» RECORDS TO PROCESS:

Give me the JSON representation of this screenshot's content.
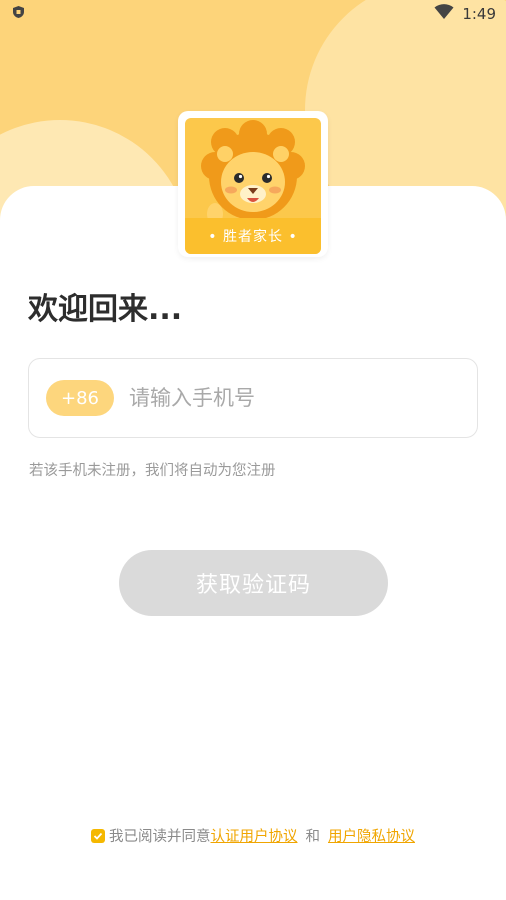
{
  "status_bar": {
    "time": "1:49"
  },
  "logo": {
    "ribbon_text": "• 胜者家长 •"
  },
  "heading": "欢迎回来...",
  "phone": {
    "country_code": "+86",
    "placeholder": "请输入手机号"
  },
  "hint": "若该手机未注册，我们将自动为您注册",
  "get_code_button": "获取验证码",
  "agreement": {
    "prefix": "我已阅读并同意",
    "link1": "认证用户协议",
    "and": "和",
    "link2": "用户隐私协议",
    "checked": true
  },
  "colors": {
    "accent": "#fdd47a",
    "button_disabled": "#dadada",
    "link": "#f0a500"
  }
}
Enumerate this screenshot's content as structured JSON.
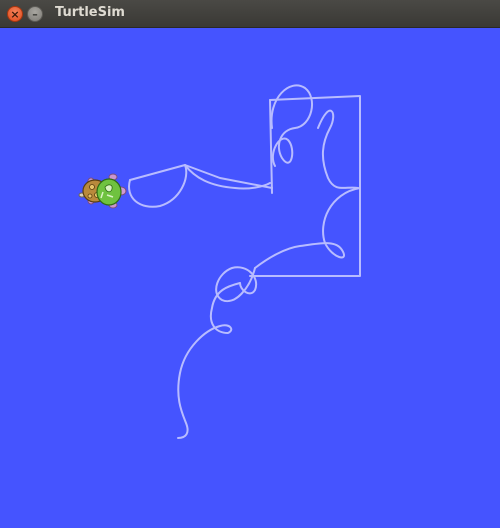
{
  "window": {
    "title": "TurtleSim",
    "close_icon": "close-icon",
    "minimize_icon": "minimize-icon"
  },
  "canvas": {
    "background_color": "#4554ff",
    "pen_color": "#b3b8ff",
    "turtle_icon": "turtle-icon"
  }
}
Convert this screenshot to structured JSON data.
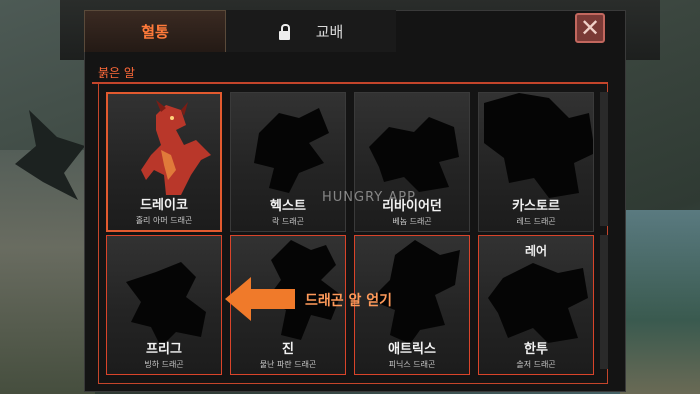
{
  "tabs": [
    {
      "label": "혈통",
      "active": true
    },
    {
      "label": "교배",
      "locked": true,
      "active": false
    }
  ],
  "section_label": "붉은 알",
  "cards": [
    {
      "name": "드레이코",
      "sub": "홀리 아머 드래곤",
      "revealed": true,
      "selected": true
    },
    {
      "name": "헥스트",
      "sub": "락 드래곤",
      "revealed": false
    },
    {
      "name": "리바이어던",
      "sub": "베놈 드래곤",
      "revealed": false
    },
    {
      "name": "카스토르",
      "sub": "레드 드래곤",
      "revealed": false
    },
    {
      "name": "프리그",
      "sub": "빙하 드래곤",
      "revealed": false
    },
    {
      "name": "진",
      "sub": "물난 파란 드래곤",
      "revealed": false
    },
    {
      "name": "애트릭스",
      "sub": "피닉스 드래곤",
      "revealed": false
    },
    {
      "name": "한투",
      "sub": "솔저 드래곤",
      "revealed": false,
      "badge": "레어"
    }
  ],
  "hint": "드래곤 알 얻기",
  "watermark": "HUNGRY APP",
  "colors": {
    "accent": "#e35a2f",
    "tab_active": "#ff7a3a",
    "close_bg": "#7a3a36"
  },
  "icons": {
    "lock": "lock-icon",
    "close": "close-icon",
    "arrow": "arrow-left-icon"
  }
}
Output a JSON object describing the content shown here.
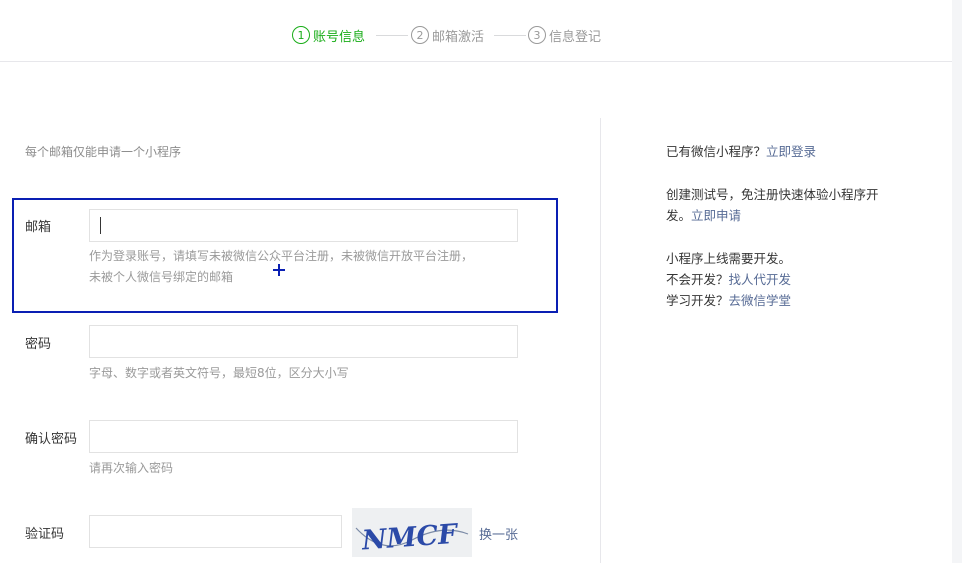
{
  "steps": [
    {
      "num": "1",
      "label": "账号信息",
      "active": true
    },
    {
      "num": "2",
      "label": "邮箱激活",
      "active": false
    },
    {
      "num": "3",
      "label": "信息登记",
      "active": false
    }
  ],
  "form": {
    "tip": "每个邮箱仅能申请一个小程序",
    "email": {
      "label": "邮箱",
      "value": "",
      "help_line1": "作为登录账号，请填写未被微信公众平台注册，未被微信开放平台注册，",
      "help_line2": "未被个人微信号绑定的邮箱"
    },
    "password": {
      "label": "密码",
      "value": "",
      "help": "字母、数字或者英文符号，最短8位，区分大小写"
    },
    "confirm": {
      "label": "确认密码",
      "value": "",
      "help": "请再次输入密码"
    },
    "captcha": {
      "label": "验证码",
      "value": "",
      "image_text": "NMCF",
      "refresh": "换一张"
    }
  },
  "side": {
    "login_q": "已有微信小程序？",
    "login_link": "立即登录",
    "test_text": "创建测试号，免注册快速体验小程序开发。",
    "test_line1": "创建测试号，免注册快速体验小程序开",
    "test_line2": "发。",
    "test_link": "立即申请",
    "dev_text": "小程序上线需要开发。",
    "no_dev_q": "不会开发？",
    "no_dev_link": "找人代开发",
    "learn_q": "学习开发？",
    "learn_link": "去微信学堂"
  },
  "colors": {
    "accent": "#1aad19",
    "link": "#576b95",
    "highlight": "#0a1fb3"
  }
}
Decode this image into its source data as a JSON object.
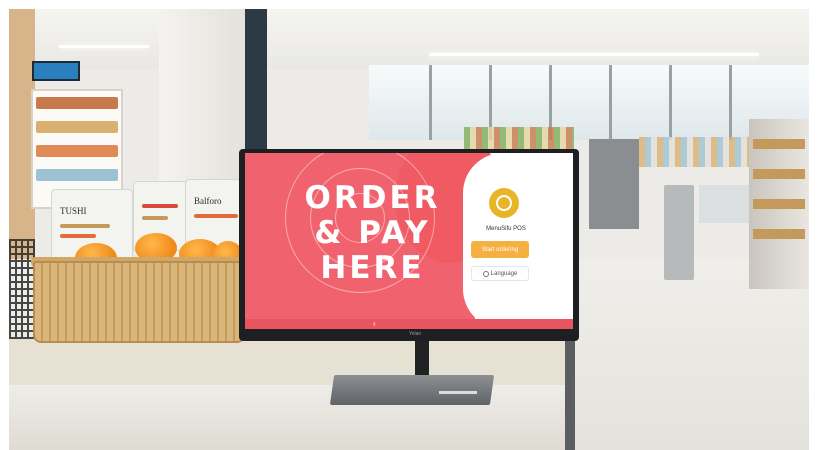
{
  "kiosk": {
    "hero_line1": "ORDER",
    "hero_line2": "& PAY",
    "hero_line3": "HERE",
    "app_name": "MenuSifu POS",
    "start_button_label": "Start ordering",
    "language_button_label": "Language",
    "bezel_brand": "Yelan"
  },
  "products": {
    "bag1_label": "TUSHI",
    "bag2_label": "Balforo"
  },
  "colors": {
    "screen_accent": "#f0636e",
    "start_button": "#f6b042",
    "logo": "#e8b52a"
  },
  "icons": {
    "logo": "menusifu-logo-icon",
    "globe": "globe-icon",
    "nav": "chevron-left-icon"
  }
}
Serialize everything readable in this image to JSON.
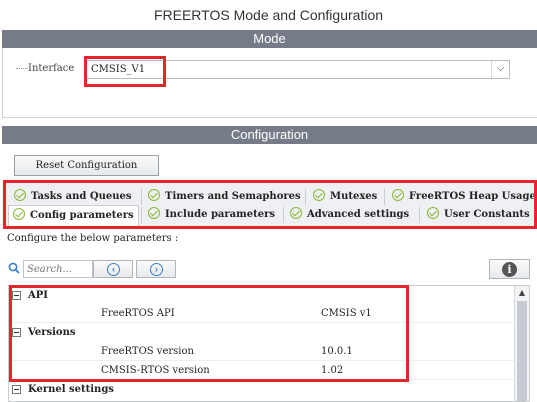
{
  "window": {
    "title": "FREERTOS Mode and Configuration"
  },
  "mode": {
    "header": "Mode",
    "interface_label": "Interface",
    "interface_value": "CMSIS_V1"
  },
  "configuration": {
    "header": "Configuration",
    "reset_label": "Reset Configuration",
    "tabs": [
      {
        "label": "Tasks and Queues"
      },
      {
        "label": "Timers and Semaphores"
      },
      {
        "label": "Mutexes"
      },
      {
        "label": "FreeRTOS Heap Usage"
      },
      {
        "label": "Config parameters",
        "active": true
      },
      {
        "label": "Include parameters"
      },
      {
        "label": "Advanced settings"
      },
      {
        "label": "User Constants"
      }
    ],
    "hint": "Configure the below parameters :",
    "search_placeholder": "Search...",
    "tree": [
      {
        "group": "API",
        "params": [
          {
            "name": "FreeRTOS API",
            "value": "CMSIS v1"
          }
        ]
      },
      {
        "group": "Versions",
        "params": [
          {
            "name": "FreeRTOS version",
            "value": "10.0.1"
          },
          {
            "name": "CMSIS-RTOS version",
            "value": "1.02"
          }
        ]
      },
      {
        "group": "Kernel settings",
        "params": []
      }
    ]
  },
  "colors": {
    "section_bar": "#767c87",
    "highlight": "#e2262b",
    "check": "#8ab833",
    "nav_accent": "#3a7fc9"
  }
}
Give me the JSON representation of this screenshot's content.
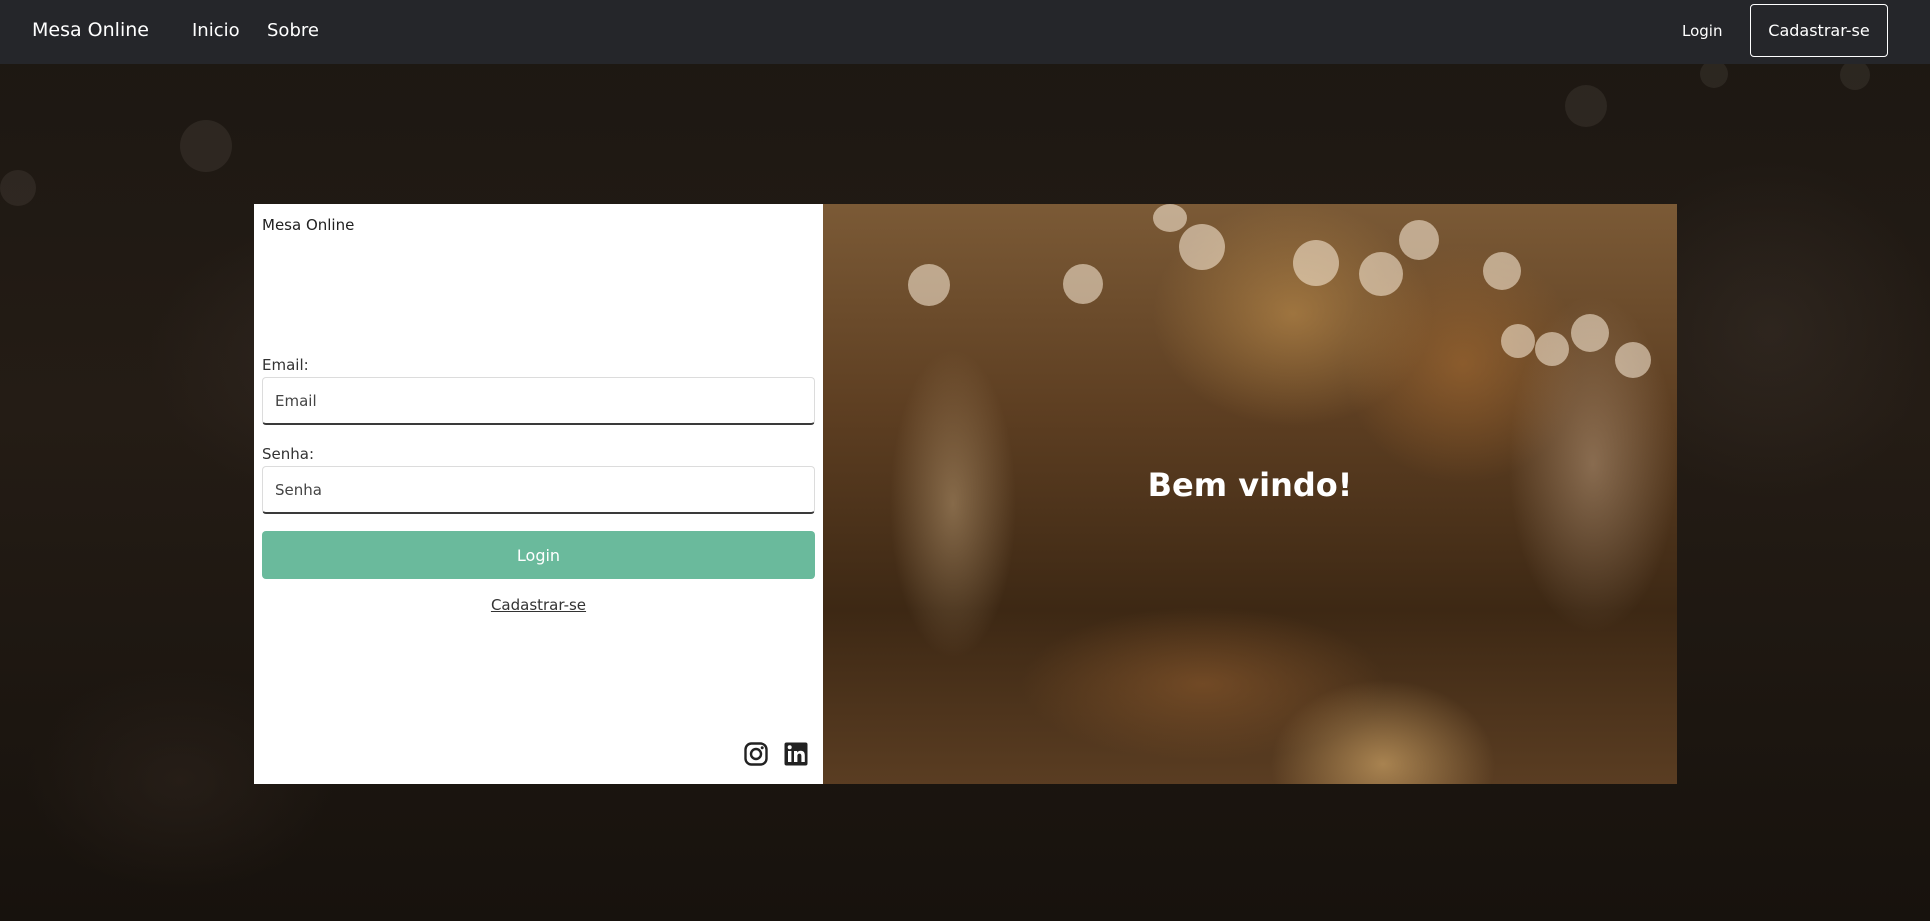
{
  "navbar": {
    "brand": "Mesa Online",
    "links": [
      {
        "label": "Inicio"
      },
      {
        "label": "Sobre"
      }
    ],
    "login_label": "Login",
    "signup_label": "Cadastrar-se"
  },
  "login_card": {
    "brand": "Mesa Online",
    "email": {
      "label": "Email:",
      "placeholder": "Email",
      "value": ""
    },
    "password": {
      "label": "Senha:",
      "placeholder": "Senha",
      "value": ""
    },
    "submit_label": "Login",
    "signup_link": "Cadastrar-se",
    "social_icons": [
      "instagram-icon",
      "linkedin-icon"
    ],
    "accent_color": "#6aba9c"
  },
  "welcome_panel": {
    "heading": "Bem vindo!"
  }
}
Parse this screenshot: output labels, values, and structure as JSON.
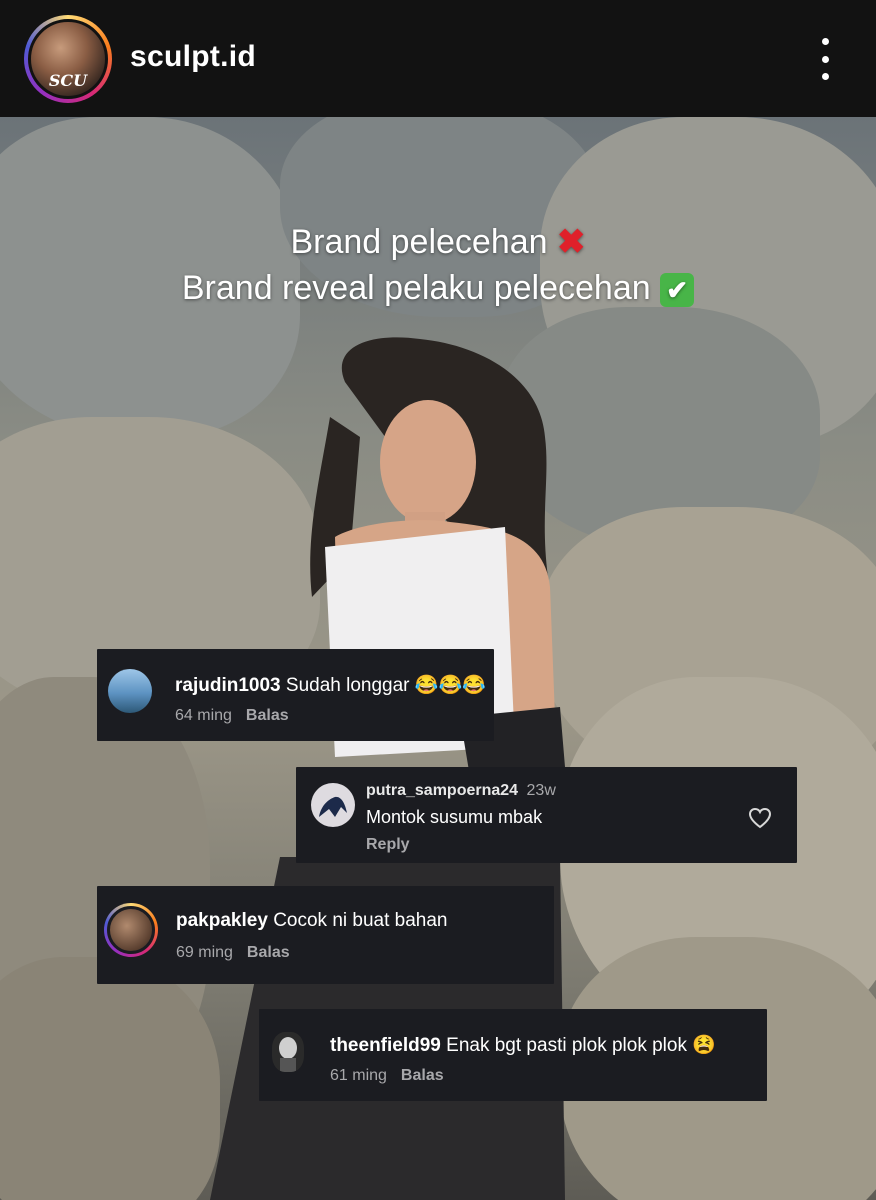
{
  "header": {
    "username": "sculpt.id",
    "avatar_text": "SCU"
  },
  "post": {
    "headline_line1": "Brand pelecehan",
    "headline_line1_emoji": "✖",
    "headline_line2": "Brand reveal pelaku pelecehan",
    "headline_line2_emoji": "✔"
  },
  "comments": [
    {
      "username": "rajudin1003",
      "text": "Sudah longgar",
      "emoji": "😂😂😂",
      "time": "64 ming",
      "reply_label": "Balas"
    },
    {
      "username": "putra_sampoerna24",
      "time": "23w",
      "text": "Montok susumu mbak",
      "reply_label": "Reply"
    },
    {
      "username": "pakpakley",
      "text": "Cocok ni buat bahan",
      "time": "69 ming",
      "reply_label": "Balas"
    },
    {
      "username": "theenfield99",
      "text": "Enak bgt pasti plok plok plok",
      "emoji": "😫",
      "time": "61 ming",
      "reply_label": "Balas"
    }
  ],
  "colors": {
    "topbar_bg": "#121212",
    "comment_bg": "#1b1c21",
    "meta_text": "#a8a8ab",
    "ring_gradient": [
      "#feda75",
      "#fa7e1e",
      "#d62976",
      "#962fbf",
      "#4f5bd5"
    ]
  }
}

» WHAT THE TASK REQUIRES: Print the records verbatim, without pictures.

» WRITTEN ANSWER:
Give me the JSON representation of this screenshot's content.
{
  "status_bar": {
    "time": "1:49"
  },
  "logo": {
    "ribbon_text": "• 胜者家长 •"
  },
  "heading": "欢迎回来...",
  "phone": {
    "country_code": "+86",
    "placeholder": "请输入手机号"
  },
  "hint": "若该手机未注册，我们将自动为您注册",
  "get_code_button": "获取验证码",
  "agreement": {
    "prefix": "我已阅读并同意",
    "link1": "认证用户协议",
    "and": "和",
    "link2": "用户隐私协议",
    "checked": true
  },
  "colors": {
    "accent": "#fdd47a",
    "button_disabled": "#dadada",
    "link": "#f0a500"
  }
}
Enumerate this screenshot's content as structured JSON.
{
  "window": {
    "title": "TurtleSim",
    "close_icon": "close-icon",
    "minimize_icon": "minimize-icon"
  },
  "canvas": {
    "background_color": "#4554ff",
    "pen_color": "#b3b8ff",
    "turtle_icon": "turtle-icon"
  }
}
Convert this screenshot to structured JSON data.
{
  "tabs": [
    {
      "label": "혈통",
      "active": true
    },
    {
      "label": "교배",
      "locked": true,
      "active": false
    }
  ],
  "section_label": "붉은 알",
  "cards": [
    {
      "name": "드레이코",
      "sub": "홀리 아머 드래곤",
      "revealed": true,
      "selected": true
    },
    {
      "name": "헥스트",
      "sub": "락 드래곤",
      "revealed": false
    },
    {
      "name": "리바이어던",
      "sub": "베놈 드래곤",
      "revealed": false
    },
    {
      "name": "카스토르",
      "sub": "레드 드래곤",
      "revealed": false
    },
    {
      "name": "프리그",
      "sub": "빙하 드래곤",
      "revealed": false
    },
    {
      "name": "진",
      "sub": "물난 파란 드래곤",
      "revealed": false
    },
    {
      "name": "애트릭스",
      "sub": "피닉스 드래곤",
      "revealed": false
    },
    {
      "name": "한투",
      "sub": "솔저 드래곤",
      "revealed": false,
      "badge": "레어"
    }
  ],
  "hint": "드래곤 알 얻기",
  "watermark": "HUNGRY APP",
  "colors": {
    "accent": "#e35a2f",
    "tab_active": "#ff7a3a",
    "close_bg": "#7a3a36"
  },
  "icons": {
    "lock": "lock-icon",
    "close": "close-icon",
    "arrow": "arrow-left-icon"
  }
}
Output a JSON object describing the content shown here.
{
  "steps": [
    {
      "num": "1",
      "label": "账号信息",
      "active": true
    },
    {
      "num": "2",
      "label": "邮箱激活",
      "active": false
    },
    {
      "num": "3",
      "label": "信息登记",
      "active": false
    }
  ],
  "form": {
    "tip": "每个邮箱仅能申请一个小程序",
    "email": {
      "label": "邮箱",
      "value": "",
      "help_line1": "作为登录账号，请填写未被微信公众平台注册，未被微信开放平台注册，",
      "help_line2": "未被个人微信号绑定的邮箱"
    },
    "password": {
      "label": "密码",
      "value": "",
      "help": "字母、数字或者英文符号，最短8位，区分大小写"
    },
    "confirm": {
      "label": "确认密码",
      "value": "",
      "help": "请再次输入密码"
    },
    "captcha": {
      "label": "验证码",
      "value": "",
      "image_text": "NMCF",
      "refresh": "换一张"
    }
  },
  "side": {
    "login_q": "已有微信小程序？",
    "login_link": "立即登录",
    "test_text": "创建测试号，免注册快速体验小程序开发。",
    "test_line1": "创建测试号，免注册快速体验小程序开",
    "test_line2": "发。",
    "test_link": "立即申请",
    "dev_text": "小程序上线需要开发。",
    "no_dev_q": "不会开发？",
    "no_dev_link": "找人代开发",
    "learn_q": "学习开发？",
    "learn_link": "去微信学堂"
  },
  "colors": {
    "accent": "#1aad19",
    "link": "#576b95",
    "highlight": "#0a1fb3"
  }
}
Decode this image into its source data as a JSON object.
{
  "kiosk": {
    "hero_line1": "ORDER",
    "hero_line2": "& PAY",
    "hero_line3": "HERE",
    "app_name": "MenuSifu POS",
    "start_button_label": "Start ordering",
    "language_button_label": "Language",
    "bezel_brand": "Yelan"
  },
  "products": {
    "bag1_label": "TUSHI",
    "bag2_label": "Balforo"
  },
  "colors": {
    "screen_accent": "#f0636e",
    "start_button": "#f6b042",
    "logo": "#e8b52a"
  },
  "icons": {
    "logo": "menusifu-logo-icon",
    "globe": "globe-icon",
    "nav": "chevron-left-icon"
  }
}
Serialize everything readable in this image to JSON.
{
  "window": {
    "title": "FREERTOS Mode and Configuration"
  },
  "mode": {
    "header": "Mode",
    "interface_label": "Interface",
    "interface_value": "CMSIS_V1"
  },
  "configuration": {
    "header": "Configuration",
    "reset_label": "Reset Configuration",
    "tabs": [
      {
        "label": "Tasks and Queues"
      },
      {
        "label": "Timers and Semaphores"
      },
      {
        "label": "Mutexes"
      },
      {
        "label": "FreeRTOS Heap Usage"
      },
      {
        "label": "Config parameters",
        "active": true
      },
      {
        "label": "Include parameters"
      },
      {
        "label": "Advanced settings"
      },
      {
        "label": "User Constants"
      }
    ],
    "hint": "Configure the below parameters :",
    "search_placeholder": "Search...",
    "tree": [
      {
        "group": "API",
        "params": [
          {
            "name": "FreeRTOS API",
            "value": "CMSIS v1"
          }
        ]
      },
      {
        "group": "Versions",
        "params": [
          {
            "name": "FreeRTOS version",
            "value": "10.0.1"
          },
          {
            "name": "CMSIS-RTOS version",
            "value": "1.02"
          }
        ]
      },
      {
        "group": "Kernel settings",
        "params": []
      }
    ]
  },
  "colors": {
    "section_bar": "#767c87",
    "highlight": "#e2262b",
    "check": "#8ab833",
    "nav_accent": "#3a7fc9"
  }
}
Give me the JSON representation of this screenshot's content.
{
  "navbar": {
    "brand": "Mesa Online",
    "links": [
      {
        "label": "Inicio"
      },
      {
        "label": "Sobre"
      }
    ],
    "login_label": "Login",
    "signup_label": "Cadastrar-se"
  },
  "login_card": {
    "brand": "Mesa Online",
    "email": {
      "label": "Email:",
      "placeholder": "Email",
      "value": ""
    },
    "password": {
      "label": "Senha:",
      "placeholder": "Senha",
      "value": ""
    },
    "submit_label": "Login",
    "signup_link": "Cadastrar-se",
    "social_icons": [
      "instagram-icon",
      "linkedin-icon"
    ],
    "accent_color": "#6aba9c"
  },
  "welcome_panel": {
    "heading": "Bem vindo!"
  }
}
Parse this screenshot: output labels, values, and structure as JSON.
{
  "header": {
    "username": "sculpt.id",
    "avatar_text": "SCU"
  },
  "post": {
    "headline_line1": "Brand pelecehan",
    "headline_line1_emoji": "✖",
    "headline_line2": "Brand reveal pelaku pelecehan",
    "headline_line2_emoji": "✔"
  },
  "comments": [
    {
      "username": "rajudin1003",
      "text": "Sudah longgar",
      "emoji": "😂😂😂",
      "time": "64 ming",
      "reply_label": "Balas"
    },
    {
      "username": "putra_sampoerna24",
      "time": "23w",
      "text": "Montok susumu mbak",
      "reply_label": "Reply"
    },
    {
      "username": "pakpakley",
      "text": "Cocok ni buat bahan",
      "time": "69 ming",
      "reply_label": "Balas"
    },
    {
      "username": "theenfield99",
      "text": "Enak bgt pasti plok plok plok",
      "emoji": "😫",
      "time": "61 ming",
      "reply_label": "Balas"
    }
  ],
  "colors": {
    "topbar_bg": "#121212",
    "comment_bg": "#1b1c21",
    "meta_text": "#a8a8ab",
    "ring_gradient": [
      "#feda75",
      "#fa7e1e",
      "#d62976",
      "#962fbf",
      "#4f5bd5"
    ]
  }
}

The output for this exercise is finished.